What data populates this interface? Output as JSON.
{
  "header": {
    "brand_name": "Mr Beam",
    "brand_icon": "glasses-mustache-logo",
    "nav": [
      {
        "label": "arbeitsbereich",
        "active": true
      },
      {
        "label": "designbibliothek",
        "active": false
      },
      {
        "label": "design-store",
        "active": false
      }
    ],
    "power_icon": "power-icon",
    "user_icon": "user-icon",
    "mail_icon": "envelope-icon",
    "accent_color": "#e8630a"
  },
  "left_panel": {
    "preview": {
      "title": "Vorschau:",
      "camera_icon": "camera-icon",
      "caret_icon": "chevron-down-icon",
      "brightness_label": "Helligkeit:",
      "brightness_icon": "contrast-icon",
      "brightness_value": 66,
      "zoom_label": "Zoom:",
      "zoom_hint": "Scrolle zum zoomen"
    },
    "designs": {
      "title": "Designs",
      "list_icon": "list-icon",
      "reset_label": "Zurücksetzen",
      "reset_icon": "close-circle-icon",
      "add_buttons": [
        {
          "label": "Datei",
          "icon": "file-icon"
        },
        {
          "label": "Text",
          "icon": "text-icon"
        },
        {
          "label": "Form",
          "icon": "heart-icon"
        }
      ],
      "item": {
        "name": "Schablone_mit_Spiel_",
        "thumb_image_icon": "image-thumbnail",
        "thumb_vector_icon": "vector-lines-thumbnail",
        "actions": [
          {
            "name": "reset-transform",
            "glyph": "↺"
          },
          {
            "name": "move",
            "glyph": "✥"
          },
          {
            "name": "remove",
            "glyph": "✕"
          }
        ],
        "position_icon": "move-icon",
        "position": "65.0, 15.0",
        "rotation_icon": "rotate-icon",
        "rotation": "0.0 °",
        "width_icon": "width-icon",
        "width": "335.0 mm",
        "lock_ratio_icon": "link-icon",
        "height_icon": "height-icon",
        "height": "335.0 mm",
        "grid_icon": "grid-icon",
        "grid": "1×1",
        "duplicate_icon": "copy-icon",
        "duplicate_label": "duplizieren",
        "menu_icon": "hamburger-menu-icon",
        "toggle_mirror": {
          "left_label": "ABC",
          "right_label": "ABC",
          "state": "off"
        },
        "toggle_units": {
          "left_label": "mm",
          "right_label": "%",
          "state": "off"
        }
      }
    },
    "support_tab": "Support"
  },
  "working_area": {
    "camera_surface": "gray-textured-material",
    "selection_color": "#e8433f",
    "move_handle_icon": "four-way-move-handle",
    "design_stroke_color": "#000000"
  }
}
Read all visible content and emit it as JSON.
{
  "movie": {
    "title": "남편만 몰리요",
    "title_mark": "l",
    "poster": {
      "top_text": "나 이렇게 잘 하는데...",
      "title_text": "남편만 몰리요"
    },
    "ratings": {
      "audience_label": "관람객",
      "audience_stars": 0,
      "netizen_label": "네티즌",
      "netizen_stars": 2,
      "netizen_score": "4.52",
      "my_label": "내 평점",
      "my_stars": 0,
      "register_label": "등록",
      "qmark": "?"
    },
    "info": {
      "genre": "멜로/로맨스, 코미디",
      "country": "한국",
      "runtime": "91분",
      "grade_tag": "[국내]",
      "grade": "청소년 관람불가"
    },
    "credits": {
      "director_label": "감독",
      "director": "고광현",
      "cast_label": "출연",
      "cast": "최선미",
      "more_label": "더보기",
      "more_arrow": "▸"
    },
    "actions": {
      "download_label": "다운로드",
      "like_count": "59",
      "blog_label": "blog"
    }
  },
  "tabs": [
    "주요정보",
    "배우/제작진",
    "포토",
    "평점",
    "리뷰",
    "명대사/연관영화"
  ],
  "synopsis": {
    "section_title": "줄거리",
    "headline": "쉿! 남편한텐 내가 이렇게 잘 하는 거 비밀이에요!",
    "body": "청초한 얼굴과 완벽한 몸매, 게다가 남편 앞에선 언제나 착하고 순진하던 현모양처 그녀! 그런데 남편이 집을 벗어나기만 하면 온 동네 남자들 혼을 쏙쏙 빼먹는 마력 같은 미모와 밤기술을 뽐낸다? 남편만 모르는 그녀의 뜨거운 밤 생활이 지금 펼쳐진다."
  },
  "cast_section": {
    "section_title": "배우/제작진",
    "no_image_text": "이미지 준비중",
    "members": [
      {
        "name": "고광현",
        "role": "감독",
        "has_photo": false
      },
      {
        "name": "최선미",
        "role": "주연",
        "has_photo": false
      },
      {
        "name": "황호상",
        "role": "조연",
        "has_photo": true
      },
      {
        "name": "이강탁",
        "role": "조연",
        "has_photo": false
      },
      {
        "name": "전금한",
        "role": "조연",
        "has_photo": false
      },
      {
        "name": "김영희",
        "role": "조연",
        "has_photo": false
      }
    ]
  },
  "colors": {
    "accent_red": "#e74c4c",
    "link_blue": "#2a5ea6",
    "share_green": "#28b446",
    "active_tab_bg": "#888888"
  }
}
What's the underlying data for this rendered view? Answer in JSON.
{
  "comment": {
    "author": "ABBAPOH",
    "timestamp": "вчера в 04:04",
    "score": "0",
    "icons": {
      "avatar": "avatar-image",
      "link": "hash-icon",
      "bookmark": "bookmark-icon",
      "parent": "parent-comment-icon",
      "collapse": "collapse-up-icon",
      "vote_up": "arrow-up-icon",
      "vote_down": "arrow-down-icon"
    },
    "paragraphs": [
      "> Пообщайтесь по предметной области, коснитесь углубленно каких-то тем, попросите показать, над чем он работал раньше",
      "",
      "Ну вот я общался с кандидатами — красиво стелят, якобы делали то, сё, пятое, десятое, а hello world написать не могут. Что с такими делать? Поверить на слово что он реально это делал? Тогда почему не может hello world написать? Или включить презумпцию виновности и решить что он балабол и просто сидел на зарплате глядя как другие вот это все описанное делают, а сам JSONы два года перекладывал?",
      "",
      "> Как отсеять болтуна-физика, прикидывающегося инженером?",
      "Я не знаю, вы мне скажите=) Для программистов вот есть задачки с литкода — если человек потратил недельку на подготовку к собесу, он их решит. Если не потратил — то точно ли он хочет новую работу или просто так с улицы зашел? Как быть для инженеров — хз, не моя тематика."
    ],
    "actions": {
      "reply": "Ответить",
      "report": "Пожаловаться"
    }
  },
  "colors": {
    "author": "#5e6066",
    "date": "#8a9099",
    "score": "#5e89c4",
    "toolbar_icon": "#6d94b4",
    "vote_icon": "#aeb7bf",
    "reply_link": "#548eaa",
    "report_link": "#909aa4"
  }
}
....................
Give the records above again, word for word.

What data populates this interface? Output as JSON.
{
  "header": {
    "brand_name": "Mr Beam",
    "brand_icon": "glasses-mustache-logo",
    "nav": [
      {
        "label": "arbeitsbereich",
        "active": true
      },
      {
        "label": "designbibliothek",
        "active": false
      },
      {
        "label": "design-store",
        "active": false
      }
    ],
    "power_icon": "power-icon",
    "user_icon": "user-icon",
    "mail_icon": "envelope-icon",
    "accent_color": "#e8630a"
  },
  "left_panel": {
    "preview": {
      "title": "Vorschau:",
      "camera_icon": "camera-icon",
      "caret_icon": "chevron-down-icon",
      "brightness_label": "Helligkeit:",
      "brightness_icon": "contrast-icon",
      "brightness_value": 66,
      "zoom_label": "Zoom:",
      "zoom_hint": "Scrolle zum zoomen"
    },
    "designs": {
      "title": "Designs",
      "list_icon": "list-icon",
      "reset_label": "Zurücksetzen",
      "reset_icon": "close-circle-icon",
      "add_buttons": [
        {
          "label": "Datei",
          "icon": "file-icon"
        },
        {
          "label": "Text",
          "icon": "text-icon"
        },
        {
          "label": "Form",
          "icon": "heart-icon"
        }
      ],
      "item": {
        "name": "Schablone_mit_Spiel_",
        "thumb_image_icon": "image-thumbnail",
        "thumb_vector_icon": "vector-lines-thumbnail",
        "actions": [
          {
            "name": "reset-transform",
            "glyph": "↺"
          },
          {
            "name": "move",
            "glyph": "✥"
          },
          {
            "name": "remove",
            "glyph": "✕"
          }
        ],
        "position_icon": "move-icon",
        "position": "65.0, 15.0",
        "rotation_icon": "rotate-icon",
        "rotation": "0.0 °",
        "width_icon": "width-icon",
        "width": "335.0 mm",
        "lock_ratio_icon": "link-icon",
        "height_icon": "height-icon",
        "height": "335.0 mm",
        "grid_icon": "grid-icon",
        "grid": "1×1",
        "duplicate_icon": "copy-icon",
        "duplicate_label": "duplizieren",
        "menu_icon": "hamburger-menu-icon",
        "toggle_mirror": {
          "left_label": "ABC",
          "right_label": "ABC",
          "state": "off"
        },
        "toggle_units": {
          "left_label": "mm",
          "right_label": "%",
          "state": "off"
        }
      }
    },
    "support_tab": "Support"
  },
  "working_area": {
    "camera_surface": "gray-textured-material",
    "selection_color": "#e8433f",
    "move_handle_icon": "four-way-move-handle",
    "design_stroke_color": "#000000"
  }
}
Read all visible content and emit it as JSON.
{
  "movie": {
    "title": "남편만 몰리요",
    "title_mark": "l",
    "poster": {
      "top_text": "나 이렇게 잘 하는데...",
      "title_text": "남편만 몰리요"
    },
    "ratings": {
      "audience_label": "관람객",
      "audience_stars": 0,
      "netizen_label": "네티즌",
      "netizen_stars": 2,
      "netizen_score": "4.52",
      "my_label": "내 평점",
      "my_stars": 0,
      "register_label": "등록",
      "qmark": "?"
    },
    "info": {
      "genre": "멜로/로맨스, 코미디",
      "country": "한국",
      "runtime": "91분",
      "grade_tag": "[국내]",
      "grade": "청소년 관람불가"
    },
    "credits": {
      "director_label": "감독",
      "director": "고광현",
      "cast_label": "출연",
      "cast": "최선미",
      "more_label": "더보기",
      "more_arrow": "▸"
    },
    "actions": {
      "download_label": "다운로드",
      "like_count": "59",
      "blog_label": "blog"
    }
  },
  "tabs": [
    "주요정보",
    "배우/제작진",
    "포토",
    "평점",
    "리뷰",
    "명대사/연관영화"
  ],
  "synopsis": {
    "section_title": "줄거리",
    "headline": "쉿! 남편한텐 내가 이렇게 잘 하는 거 비밀이에요!",
    "body": "청초한 얼굴과 완벽한 몸매, 게다가 남편 앞에선 언제나 착하고 순진하던 현모양처 그녀! 그런데 남편이 집을 벗어나기만 하면 온 동네 남자들 혼을 쏙쏙 빼먹는 마력 같은 미모와 밤기술을 뽐낸다? 남편만 모르는 그녀의 뜨거운 밤 생활이 지금 펼쳐진다."
  },
  "cast_section": {
    "section_title": "배우/제작진",
    "no_image_text": "이미지 준비중",
    "members": [
      {
        "name": "고광현",
        "role": "감독",
        "has_photo": false
      },
      {
        "name": "최선미",
        "role": "주연",
        "has_photo": false
      },
      {
        "name": "황호상",
        "role": "조연",
        "has_photo": true
      },
      {
        "name": "이강탁",
        "role": "조연",
        "has_photo": false
      },
      {
        "name": "전금한",
        "role": "조연",
        "has_photo": false
      },
      {
        "name": "김영희",
        "role": "조연",
        "has_photo": false
      }
    ]
  },
  "colors": {
    "accent_red": "#e74c4c",
    "link_blue": "#2a5ea6",
    "share_green": "#28b446",
    "active_tab_bg": "#888888"
  }
}
What's the underlying data for this rendered view? Answer in JSON.
{
  "comment": {
    "author": "ABBAPOH",
    "timestamp": "вчера в 04:04",
    "score": "0",
    "icons": {
      "avatar": "avatar-image",
      "link": "hash-icon",
      "bookmark": "bookmark-icon",
      "parent": "parent-comment-icon",
      "collapse": "collapse-up-icon",
      "vote_up": "arrow-up-icon",
      "vote_down": "arrow-down-icon"
    },
    "paragraphs": [
      "> Пообщайтесь по предметной области, коснитесь углубленно каких-то тем, попросите показать, над чем он работал раньше",
      "",
      "Ну вот я общался с кандидатами — красиво стелят, якобы делали то, сё, пятое, десятое, а hello world написать не могут. Что с такими делать? Поверить на слово что он реально это делал? Тогда почему не может hello world написать? Или включить презумпцию виновности и решить что он балабол и просто сидел на зарплате глядя как другие вот это все описанное делают, а сам JSONы два года перекладывал?",
      "",
      "> Как отсеять болтуна-физика, прикидывающегося инженером?",
      "Я не знаю, вы мне скажите=) Для программистов вот есть задачки с литкода — если человек потратил недельку на подготовку к собесу, он их решит. Если не потратил — то точно ли он хочет новую работу или просто так с улицы зашел? Как быть для инженеров — хз, не моя тематика."
    ],
    "actions": {
      "reply": "Ответить",
      "report": "Пожаловаться"
    }
  },
  "colors": {
    "author": "#5e6066",
    "date": "#8a9099",
    "score": "#5e89c4",
    "toolbar_icon": "#6d94b4",
    "vote_icon": "#aeb7bf",
    "reply_link": "#548eaa",
    "report_link": "#909aa4"
  }
}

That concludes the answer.